And now the fiction calls into question safe assumptions about the hegemony of those past futures imagined but perhaps, by many, not desired.
Personally, I find all this angst over the direction of science fiction a dubious exercise in attempted grandstanding. The works speak for themselves and the accolades garnered are symptomatic of public tastes, except in those instances of collegial recognition, like the Nebula. Charges that cabals bar people or works from competition fall apart on the basis of who is doing the selecting.
But partly this is a consequence of the dissolution of boundaries currently going on by virtue of the fact that, to put it crudely, science fiction won. Emily St. John Mandel, Eric Cline, David Mitchell, Margaret Atwood, Kate Atkinson, Helen Phillips, Ben Winters, and on and on are all writing recognizable science fiction and doing a masterful job of it. They are not “in the club” as it were and therefore not “of the chosen.” That old complaint about the ghetto is now not so much a complaint of being kept in but an attempt to keep Them out. The ghetto walls have fallen and SF writers are not solely the bearers if cool futures. Others are writing in what once was a small pool where the comradeship of the besieged provided the basis of a shared experience.
But back to that singular question, “where is all the conservative science fiction?” Where has it ever been?
The problem is that today, in the current climate, the kinds of works that emerge as examples of conservative SF seem to be—I stress, seem to be—military SF. Is that the only hallmark we go by anymore? The insistence that war will not only happen but that our heroes must necessarily be those not only skilled at it but quickly willing to step forward to engage it is a questionable basis for dominating what has become a radically diverse field of literature. It bears some similarity to arguments about what may or may not be “real” rock’n’roll, which as time went on becme an increasingly impossible argument to win.
Damon Knight once said “science fiction is what I point at when I say the words.” Going back and looking at the best of the field, that has always been true.
So what are the issues?
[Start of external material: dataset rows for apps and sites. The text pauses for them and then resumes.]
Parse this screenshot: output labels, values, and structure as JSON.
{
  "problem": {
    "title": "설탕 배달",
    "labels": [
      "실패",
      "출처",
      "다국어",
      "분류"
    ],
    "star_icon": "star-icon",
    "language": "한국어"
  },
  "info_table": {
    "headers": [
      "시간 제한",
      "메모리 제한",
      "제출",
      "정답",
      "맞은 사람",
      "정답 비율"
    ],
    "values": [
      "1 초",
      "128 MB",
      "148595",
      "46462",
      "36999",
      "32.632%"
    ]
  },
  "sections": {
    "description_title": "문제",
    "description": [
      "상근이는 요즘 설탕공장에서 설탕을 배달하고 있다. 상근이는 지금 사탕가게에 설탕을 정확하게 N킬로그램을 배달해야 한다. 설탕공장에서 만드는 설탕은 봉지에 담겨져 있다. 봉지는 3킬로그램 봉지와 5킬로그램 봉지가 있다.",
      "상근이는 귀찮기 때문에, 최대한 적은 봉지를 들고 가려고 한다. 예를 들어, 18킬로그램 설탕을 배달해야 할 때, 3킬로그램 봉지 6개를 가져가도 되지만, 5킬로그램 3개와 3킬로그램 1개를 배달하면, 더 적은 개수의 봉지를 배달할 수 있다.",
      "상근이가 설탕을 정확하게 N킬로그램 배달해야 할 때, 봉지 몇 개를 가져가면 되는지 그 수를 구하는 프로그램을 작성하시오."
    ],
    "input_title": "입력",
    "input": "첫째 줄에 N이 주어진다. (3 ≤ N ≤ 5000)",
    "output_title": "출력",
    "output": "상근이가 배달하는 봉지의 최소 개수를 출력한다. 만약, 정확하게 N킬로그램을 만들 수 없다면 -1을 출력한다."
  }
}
In my opinion, nothing that has anything to do with the stories being written and published other than by extension. Unfortunate as it may be, the criticisms being leveled seem to come back to who is writing them and what they are writing about that contradicts a preferred cultural narrative. (When I hear criticism of a novel that for all intents and purposes is exactly the kind of work being argued for that it is bad SF because it is supposedly a social justice novel, when it is not, and the only things that separate it from the preferred model is a pronoun shift and sexual ambiguities, I cannot but conclude that the criticism is entirely a reaction to a perceived threat to a present-day norm which is not even being called into question within the novel. Transference, anyone?) And not even that so much as what stories are winning awards, which is an especially small aspect of the larger project.
At the end of the day, the “snowflakes” would appear to be those who are reacting to stories that criticize the Golden Age cultural assumptions, not the writers of those stories, nor, in my experience, those rewarding said stories. These stories are talking about matters at hand in new ways and leveling criticisms at issues. Their detractors seem more concerned with who is writing them. I do recall a tradition in SF of writing stories in response. I wonder what happened to that?
Of course, that presupposes a good story.